**Exercise goal:** From the entries that follow, extract each line holding the string "data".

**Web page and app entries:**
:::
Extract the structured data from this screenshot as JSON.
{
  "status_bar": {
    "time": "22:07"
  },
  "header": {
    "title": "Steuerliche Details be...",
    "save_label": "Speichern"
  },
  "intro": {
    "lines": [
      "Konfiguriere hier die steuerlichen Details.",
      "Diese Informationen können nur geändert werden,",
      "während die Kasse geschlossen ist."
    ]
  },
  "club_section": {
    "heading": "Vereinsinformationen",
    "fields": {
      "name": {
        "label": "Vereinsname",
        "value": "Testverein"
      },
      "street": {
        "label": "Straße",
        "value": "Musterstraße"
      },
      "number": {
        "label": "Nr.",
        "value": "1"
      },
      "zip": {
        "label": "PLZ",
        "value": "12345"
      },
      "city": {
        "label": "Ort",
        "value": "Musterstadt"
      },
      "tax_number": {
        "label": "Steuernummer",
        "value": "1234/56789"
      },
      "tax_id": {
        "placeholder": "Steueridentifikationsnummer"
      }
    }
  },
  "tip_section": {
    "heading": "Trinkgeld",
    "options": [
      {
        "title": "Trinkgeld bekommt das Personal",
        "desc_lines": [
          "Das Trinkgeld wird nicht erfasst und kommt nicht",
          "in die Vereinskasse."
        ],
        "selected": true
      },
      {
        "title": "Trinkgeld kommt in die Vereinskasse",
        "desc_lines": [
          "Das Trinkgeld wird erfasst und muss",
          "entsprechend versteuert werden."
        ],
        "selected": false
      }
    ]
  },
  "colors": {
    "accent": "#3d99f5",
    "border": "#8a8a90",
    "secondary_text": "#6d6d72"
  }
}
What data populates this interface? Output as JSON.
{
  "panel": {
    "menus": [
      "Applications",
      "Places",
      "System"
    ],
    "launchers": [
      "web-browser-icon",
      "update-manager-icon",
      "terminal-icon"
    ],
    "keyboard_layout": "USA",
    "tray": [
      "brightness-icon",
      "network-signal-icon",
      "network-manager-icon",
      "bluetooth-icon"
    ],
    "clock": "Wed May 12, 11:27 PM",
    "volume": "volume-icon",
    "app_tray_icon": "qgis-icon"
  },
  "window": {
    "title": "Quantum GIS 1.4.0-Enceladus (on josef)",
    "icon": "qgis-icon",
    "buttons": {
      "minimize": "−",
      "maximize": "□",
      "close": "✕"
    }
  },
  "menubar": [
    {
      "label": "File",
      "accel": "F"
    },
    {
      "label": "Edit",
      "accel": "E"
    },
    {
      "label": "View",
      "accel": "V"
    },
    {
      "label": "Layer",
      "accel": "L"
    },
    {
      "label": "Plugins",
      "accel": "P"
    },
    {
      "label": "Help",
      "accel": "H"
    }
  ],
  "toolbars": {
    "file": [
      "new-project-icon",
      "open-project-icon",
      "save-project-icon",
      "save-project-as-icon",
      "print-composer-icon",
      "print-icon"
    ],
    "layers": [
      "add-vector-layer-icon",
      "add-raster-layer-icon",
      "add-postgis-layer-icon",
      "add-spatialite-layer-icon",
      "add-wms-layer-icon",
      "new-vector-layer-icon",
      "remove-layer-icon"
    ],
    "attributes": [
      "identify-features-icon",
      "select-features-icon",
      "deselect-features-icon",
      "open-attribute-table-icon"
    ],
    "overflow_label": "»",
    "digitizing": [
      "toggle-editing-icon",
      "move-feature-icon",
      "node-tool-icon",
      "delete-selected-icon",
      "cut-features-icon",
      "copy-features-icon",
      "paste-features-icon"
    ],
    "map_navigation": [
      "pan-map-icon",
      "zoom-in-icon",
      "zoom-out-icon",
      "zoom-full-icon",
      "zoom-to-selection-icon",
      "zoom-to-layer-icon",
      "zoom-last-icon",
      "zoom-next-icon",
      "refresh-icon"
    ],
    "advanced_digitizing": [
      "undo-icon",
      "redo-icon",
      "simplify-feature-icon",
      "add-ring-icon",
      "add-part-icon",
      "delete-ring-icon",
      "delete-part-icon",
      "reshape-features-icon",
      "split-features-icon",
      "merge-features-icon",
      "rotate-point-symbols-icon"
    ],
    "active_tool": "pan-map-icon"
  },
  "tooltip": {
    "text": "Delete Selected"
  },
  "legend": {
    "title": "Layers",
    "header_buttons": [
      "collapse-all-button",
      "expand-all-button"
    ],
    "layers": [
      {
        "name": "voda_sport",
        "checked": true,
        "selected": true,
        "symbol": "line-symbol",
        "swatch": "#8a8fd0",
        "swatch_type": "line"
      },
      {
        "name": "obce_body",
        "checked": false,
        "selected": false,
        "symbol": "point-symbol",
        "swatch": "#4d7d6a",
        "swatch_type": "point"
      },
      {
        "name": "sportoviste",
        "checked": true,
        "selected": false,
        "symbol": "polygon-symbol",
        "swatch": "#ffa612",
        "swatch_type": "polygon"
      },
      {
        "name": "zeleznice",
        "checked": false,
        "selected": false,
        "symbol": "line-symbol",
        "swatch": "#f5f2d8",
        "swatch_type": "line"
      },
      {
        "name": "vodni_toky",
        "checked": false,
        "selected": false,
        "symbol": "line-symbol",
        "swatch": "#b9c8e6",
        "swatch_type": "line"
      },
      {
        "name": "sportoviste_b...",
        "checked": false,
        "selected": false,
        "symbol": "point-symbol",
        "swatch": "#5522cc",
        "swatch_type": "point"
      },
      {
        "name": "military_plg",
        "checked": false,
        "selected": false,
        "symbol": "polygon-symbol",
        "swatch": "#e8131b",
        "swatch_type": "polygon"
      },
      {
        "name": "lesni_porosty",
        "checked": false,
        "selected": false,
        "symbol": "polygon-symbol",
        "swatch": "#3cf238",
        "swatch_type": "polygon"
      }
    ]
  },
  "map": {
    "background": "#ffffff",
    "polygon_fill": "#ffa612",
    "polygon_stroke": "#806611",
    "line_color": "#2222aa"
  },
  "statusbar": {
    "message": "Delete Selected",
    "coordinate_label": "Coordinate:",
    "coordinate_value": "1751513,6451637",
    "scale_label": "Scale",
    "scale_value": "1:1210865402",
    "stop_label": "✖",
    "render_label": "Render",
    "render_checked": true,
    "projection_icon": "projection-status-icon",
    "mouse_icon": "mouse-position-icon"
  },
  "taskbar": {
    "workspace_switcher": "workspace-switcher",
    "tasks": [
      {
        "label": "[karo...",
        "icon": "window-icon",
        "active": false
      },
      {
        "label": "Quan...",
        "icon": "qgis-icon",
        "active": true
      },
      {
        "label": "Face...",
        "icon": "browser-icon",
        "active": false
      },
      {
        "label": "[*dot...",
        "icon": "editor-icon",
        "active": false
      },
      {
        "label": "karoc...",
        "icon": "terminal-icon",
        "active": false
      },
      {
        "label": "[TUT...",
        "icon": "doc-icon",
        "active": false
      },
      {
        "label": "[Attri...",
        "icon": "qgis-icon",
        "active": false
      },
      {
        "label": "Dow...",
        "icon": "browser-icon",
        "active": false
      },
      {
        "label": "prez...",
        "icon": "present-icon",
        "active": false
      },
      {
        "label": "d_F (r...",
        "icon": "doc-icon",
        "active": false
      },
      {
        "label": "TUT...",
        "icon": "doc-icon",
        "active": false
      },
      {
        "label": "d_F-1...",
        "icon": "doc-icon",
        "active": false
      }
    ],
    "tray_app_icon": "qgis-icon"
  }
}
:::
**The completed task:**
Extract the structured data from this screenshot as JSON.
What data populates this interface? Output as JSON.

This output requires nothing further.